<<<<
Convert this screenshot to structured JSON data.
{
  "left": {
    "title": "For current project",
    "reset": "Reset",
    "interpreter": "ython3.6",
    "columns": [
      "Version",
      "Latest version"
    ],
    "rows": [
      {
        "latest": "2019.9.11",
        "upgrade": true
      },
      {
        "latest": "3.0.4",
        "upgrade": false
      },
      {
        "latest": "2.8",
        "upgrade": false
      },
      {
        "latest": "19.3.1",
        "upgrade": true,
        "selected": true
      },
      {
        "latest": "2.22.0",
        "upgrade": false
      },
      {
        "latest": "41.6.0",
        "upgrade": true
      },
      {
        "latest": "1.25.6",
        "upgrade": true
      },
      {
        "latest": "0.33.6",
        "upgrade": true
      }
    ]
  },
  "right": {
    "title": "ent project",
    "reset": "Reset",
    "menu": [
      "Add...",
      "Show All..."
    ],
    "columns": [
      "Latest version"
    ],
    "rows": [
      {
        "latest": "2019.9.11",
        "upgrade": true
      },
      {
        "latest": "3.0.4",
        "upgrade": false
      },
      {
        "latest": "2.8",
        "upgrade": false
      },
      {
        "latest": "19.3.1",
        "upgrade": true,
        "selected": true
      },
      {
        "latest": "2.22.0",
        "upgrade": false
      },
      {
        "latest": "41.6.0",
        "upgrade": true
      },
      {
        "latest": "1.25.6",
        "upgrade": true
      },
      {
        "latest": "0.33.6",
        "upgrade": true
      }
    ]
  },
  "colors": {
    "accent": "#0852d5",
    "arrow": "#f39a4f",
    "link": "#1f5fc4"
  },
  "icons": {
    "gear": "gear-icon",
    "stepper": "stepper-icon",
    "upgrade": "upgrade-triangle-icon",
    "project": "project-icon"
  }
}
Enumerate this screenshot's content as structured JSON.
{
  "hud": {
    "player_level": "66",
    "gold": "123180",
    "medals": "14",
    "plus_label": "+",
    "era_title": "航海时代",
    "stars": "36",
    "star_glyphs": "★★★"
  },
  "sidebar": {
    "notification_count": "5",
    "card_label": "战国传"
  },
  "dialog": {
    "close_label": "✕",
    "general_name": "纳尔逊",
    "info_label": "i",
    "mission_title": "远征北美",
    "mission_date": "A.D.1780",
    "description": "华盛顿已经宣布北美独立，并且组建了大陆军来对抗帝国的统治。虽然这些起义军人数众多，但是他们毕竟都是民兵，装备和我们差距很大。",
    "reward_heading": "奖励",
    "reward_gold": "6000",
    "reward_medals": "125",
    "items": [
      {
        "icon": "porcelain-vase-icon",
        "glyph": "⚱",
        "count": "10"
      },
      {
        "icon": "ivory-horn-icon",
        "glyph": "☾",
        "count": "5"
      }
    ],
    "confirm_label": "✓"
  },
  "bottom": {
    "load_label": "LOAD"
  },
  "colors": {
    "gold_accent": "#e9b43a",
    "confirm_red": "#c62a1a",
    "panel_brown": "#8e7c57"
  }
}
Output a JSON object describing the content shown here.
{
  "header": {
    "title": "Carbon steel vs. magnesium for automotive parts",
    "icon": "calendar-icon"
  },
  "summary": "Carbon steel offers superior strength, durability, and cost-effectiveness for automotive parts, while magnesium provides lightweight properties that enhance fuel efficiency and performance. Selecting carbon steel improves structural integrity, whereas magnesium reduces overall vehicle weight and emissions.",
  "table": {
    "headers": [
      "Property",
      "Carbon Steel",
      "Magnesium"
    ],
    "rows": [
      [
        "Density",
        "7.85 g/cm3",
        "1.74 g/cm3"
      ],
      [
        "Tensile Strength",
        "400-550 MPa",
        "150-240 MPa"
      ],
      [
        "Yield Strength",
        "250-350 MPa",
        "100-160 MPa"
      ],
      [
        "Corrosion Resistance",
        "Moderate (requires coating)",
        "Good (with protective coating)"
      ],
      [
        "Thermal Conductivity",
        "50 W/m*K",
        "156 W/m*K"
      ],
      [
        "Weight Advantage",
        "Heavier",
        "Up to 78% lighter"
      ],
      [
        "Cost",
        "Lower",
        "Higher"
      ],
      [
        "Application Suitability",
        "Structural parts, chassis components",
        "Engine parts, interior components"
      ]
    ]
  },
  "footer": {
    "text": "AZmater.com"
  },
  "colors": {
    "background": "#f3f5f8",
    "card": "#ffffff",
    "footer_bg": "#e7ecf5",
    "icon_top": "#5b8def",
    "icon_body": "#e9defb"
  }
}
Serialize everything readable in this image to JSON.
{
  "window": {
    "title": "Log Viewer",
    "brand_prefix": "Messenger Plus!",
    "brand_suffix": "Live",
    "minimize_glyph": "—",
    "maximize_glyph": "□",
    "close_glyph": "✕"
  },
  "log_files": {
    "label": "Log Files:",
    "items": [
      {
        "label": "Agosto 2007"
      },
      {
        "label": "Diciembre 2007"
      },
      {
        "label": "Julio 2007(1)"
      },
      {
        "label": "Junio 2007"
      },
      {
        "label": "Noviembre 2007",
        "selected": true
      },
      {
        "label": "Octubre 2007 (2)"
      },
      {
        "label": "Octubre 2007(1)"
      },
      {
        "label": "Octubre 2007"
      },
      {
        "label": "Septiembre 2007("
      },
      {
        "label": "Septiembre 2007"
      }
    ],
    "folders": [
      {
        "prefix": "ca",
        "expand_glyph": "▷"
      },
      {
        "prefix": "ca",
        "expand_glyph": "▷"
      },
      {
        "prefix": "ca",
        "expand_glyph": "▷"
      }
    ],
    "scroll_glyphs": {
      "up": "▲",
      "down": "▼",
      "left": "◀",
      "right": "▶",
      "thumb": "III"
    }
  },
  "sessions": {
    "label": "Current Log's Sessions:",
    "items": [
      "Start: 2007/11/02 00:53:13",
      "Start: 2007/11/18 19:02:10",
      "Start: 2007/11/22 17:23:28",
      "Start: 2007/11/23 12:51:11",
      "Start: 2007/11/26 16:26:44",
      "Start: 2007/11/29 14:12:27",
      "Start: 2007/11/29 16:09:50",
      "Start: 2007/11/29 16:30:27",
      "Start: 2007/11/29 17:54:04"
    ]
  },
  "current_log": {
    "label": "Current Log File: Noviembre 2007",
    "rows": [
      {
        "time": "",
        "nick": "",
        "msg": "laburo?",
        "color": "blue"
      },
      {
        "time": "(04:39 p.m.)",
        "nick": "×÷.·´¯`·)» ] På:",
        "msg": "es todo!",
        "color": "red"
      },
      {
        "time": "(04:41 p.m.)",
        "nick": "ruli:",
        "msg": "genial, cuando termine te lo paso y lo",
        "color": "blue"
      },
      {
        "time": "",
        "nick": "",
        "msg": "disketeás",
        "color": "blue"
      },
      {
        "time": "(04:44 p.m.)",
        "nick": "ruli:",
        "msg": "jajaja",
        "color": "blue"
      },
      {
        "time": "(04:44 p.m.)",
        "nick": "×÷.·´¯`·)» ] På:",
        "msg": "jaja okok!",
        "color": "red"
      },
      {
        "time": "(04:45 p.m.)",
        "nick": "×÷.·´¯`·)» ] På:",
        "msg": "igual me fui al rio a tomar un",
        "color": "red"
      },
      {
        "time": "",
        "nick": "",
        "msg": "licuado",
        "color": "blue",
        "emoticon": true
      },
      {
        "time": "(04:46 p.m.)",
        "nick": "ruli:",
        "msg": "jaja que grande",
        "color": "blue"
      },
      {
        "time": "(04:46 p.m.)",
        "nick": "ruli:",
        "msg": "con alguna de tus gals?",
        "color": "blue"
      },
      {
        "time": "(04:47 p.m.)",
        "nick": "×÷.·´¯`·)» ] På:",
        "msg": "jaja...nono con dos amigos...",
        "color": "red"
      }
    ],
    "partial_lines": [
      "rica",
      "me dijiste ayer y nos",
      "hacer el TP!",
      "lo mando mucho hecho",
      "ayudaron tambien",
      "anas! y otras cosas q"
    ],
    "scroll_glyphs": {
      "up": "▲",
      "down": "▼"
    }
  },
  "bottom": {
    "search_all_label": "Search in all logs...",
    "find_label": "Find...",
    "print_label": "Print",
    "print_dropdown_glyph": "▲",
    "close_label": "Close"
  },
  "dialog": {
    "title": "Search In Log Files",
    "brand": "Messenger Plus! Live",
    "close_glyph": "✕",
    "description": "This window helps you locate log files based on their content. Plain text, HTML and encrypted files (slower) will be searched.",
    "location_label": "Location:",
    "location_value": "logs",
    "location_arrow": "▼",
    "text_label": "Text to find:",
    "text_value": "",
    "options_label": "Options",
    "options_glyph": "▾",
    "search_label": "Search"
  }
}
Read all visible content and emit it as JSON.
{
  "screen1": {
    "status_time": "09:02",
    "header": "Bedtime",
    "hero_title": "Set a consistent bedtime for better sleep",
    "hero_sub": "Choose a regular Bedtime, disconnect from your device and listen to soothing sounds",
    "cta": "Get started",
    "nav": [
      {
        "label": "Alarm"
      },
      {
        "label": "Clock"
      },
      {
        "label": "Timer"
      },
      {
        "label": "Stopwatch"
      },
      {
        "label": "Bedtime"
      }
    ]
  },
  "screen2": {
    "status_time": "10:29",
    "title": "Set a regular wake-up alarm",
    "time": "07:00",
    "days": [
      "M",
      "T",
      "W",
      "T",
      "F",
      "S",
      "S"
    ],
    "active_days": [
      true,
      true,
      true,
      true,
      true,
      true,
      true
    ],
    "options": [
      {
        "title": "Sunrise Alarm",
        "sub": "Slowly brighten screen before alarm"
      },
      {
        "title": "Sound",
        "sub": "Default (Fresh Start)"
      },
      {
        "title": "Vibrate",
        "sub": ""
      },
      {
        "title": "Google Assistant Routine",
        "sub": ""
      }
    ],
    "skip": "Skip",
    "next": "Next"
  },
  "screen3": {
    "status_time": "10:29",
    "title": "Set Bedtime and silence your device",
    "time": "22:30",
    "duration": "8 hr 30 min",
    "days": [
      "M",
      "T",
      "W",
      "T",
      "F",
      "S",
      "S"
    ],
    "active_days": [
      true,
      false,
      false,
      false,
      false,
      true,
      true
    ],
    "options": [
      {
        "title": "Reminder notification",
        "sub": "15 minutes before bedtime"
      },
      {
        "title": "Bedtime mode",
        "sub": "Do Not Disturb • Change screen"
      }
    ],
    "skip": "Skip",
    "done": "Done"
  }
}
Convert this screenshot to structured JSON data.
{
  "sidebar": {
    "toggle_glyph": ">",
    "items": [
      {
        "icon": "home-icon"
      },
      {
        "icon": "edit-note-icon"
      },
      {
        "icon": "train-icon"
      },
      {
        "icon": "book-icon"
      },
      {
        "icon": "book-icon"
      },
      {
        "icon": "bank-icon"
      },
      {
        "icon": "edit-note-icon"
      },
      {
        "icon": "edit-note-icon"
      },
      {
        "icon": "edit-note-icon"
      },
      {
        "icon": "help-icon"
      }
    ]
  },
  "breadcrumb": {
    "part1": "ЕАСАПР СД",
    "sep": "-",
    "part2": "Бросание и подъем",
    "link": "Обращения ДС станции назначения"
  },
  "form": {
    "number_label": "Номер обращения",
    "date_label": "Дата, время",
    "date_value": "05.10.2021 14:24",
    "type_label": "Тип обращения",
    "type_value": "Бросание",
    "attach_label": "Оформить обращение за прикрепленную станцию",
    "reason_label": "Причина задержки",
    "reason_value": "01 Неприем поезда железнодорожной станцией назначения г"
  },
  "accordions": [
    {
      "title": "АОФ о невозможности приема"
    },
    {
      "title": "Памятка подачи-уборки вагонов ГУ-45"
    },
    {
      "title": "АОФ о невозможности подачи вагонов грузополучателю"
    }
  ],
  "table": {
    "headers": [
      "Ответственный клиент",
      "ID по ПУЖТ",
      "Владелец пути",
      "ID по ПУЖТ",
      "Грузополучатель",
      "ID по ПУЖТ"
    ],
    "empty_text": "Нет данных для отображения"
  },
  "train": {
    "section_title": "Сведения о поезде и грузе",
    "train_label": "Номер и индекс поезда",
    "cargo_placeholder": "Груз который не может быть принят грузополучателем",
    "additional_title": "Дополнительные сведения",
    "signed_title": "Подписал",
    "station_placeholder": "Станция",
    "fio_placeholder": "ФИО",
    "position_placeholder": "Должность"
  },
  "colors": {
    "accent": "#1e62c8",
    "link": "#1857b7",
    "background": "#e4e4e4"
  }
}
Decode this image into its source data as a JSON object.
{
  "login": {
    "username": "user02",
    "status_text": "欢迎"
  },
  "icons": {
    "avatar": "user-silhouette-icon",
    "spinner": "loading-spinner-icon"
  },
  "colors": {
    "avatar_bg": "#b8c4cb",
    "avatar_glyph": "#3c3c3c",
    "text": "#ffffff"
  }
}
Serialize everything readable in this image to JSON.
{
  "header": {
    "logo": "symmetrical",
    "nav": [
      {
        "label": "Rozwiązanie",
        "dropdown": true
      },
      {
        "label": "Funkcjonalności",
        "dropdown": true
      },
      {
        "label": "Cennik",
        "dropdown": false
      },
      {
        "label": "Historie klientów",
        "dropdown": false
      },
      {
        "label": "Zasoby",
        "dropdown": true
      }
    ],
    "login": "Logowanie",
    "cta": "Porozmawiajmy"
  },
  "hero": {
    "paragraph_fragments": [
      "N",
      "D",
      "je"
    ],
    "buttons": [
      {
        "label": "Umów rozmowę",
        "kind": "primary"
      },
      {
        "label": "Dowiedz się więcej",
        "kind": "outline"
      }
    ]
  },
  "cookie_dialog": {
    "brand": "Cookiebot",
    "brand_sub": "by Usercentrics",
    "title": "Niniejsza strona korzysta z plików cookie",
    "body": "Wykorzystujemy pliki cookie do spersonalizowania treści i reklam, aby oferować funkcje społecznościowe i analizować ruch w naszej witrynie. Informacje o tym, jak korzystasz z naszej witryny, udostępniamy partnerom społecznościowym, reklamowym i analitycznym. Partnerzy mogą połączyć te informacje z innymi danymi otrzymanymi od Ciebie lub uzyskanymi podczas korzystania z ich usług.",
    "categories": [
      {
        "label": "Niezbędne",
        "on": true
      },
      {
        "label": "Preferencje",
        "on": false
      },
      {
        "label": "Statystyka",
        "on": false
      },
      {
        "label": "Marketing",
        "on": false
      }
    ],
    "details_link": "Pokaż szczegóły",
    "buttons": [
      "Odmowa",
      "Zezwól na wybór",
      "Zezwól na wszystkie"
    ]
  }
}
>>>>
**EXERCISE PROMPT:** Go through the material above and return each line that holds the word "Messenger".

**TASK OUTPUT:**
    "brand_prefix": "Messenger Plus!",
    "brand": "Messenger Plus! Live",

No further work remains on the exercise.